Verse 2 speaks of the rescuer not crying out in the streets. This means that the rescuer will not be drawing attention to himself. This was certainly true of Cyrus. Although king of an empire, Cyrus makes clear in his decree to let the Jews go back to their homeland because God demands that it be done. In the portion of the decree we have in Ezra 1, Cyrus is insistent in calling God, the Lord of heaven, and admitting that God is the one who gave him the kingdoms of the earth and appointed him to rebuild Jerusalem. Josephus records a fuller version of the decree in his Antiquities of the Jews, Book 11, Chapter 1, paragraph 3. In that decree, Cyrus shows a deeper knowledge of the Jews and their God. In discussing the rebuilding of the temple, Cyrus states, “The priests shall also offer these sacrifices according to the laws of Moses in Jerusalem; and when they offer them, they shall pray to God for the preservation of the king and of his family, that the kingdom of Persia may continue.” Thus, Cyrus does not claim glory for himself in this rescue, but consistently points to God.

Verse 3 of Isaiah 42 mentions that the rescuer will not “break a bruised reed” or “put out a smoldering wick.” This refers to the support and strengthening of the downtrodden, consistent with the 40:4 valley being lifted up and the 41:10 strengthening, helping, and holding.

In verse 4 we are assured that the rescuer will accomplish the task.

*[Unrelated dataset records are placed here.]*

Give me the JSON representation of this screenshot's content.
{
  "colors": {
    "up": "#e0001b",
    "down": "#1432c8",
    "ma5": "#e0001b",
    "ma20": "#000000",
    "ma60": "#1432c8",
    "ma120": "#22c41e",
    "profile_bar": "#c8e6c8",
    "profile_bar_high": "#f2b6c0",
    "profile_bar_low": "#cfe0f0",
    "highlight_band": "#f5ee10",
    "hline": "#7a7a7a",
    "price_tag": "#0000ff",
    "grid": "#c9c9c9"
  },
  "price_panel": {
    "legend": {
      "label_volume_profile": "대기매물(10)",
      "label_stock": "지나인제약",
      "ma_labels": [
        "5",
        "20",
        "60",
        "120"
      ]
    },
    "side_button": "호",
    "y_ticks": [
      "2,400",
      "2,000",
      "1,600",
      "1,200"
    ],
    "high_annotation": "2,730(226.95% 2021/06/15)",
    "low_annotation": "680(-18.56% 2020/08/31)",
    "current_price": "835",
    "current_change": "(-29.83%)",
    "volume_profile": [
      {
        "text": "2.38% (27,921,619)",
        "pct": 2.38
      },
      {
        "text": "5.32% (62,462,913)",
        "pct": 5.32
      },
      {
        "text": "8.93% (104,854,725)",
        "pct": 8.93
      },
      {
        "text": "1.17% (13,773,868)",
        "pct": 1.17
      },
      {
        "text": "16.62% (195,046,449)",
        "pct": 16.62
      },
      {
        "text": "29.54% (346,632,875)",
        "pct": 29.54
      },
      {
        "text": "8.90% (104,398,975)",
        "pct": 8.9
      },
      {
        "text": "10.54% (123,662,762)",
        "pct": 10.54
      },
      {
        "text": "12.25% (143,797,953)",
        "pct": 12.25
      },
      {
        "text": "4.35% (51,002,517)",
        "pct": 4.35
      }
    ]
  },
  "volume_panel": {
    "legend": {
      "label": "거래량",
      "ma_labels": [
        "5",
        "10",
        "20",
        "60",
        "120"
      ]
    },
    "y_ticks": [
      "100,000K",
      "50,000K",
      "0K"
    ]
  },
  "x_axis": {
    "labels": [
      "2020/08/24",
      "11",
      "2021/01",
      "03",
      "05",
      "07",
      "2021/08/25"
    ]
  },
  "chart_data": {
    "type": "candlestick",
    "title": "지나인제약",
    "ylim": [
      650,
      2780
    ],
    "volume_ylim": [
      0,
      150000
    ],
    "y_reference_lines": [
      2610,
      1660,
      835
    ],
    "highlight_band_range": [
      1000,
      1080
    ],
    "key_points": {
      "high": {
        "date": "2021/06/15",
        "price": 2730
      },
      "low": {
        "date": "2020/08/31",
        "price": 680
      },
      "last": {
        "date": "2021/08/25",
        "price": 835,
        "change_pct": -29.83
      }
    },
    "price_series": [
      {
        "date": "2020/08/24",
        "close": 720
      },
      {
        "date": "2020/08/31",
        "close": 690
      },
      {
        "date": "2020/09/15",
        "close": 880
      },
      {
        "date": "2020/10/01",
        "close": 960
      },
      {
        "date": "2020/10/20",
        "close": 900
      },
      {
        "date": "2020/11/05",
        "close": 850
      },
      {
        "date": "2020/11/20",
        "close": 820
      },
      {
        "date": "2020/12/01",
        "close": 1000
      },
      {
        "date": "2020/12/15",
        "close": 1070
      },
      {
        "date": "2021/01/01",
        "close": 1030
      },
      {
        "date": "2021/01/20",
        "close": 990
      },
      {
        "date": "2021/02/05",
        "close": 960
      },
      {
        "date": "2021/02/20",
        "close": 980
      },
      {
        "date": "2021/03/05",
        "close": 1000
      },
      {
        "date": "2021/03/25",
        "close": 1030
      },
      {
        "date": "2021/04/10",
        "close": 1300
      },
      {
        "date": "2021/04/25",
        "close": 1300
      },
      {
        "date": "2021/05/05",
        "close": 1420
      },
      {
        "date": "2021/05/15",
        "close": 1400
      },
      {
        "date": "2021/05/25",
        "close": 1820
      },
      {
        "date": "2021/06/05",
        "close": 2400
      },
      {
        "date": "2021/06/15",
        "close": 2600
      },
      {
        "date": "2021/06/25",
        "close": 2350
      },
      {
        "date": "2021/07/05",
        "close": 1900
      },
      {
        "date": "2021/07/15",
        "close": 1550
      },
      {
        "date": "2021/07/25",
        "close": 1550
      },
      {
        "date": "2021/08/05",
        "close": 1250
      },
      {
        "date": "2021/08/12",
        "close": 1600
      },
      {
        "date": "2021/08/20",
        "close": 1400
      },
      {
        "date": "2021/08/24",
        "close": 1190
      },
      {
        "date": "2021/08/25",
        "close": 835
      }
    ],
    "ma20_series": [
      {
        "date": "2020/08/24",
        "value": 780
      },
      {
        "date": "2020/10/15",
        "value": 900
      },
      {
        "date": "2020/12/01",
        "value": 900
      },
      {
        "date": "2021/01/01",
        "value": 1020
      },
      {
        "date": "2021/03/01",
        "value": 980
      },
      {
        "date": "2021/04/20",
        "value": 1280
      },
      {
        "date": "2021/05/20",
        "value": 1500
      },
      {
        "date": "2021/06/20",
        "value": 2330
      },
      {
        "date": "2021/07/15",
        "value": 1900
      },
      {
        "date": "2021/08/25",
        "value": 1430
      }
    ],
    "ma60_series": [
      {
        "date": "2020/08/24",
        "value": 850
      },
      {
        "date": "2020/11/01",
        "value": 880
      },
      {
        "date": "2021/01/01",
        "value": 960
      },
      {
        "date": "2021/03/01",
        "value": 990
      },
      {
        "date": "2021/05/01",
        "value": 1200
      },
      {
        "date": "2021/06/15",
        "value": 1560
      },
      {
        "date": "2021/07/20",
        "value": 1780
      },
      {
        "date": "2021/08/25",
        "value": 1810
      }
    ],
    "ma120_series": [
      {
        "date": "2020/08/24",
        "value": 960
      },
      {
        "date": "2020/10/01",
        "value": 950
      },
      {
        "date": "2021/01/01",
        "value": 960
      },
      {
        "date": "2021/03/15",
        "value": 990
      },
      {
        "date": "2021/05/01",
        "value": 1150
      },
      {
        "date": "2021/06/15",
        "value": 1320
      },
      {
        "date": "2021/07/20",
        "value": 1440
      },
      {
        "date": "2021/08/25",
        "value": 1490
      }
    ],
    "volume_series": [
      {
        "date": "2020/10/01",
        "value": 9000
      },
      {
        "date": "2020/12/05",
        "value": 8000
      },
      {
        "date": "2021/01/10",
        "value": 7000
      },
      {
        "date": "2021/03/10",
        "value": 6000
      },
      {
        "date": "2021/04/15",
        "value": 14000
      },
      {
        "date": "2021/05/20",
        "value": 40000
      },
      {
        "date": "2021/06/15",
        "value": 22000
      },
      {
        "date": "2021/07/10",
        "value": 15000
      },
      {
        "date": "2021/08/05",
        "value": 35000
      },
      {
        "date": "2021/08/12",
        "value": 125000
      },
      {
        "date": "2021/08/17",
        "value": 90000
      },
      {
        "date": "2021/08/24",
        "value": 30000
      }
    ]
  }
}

Of course, when we read these four verses, we don’t normally think of their immediate context. As Isaiah progresses, we see a shift from focus on immediate context to focus on ultimate context. In these four verses, we understand clearly the ultimate context of Christ as Servant-Rescuer. The same servant indications noted in verse 1 are presented for Christ in the baptism/desert opening of his ministry. In Matthew 4:11b, God sends angels to “strengthen” him. In Matthew 3:17, God calls him his beloved Son and says he takes delight in him. And in Matthew 3:16, we see the Holy Spirit of God descend on Jesus.

Verse 2 also points to Christ’s attitude of not ministering to draw attention to himself but rather to God (John 4:34; 6:38; 14:10b). Luke 4:18 speaks of Christ’s work to help the downtrodden. And we know that Jesus was sure to see the work complete and the truth of God’s gospel proclaimed (Matthew 12:15-21; Luke 18:31; John 1:1; Matthew 24:14).

Verses 5 through 9 of this chapter shift focus of the mission of the Servant Rescuer from bringing truth to making covenant. Verse 5 to the beginning of verse 6 show progression in God’s control from the entire expanse of the heavens to the limited area of the earth to the focus on humankind to the choice of the one individual rescuer. Again the theme of servant is emphasized in verse 6 as we see God holding by the hand, keeping, and appointing. The theme is necessary and fits in this section of Isaiah that concentrates on God’s sovereign control over the whole rescue program. We see Paul remark on this in 1 Corinthians 15:20-28 in highlighting Christ as Redeemer but still wrapping it up to show that God is “all in all.”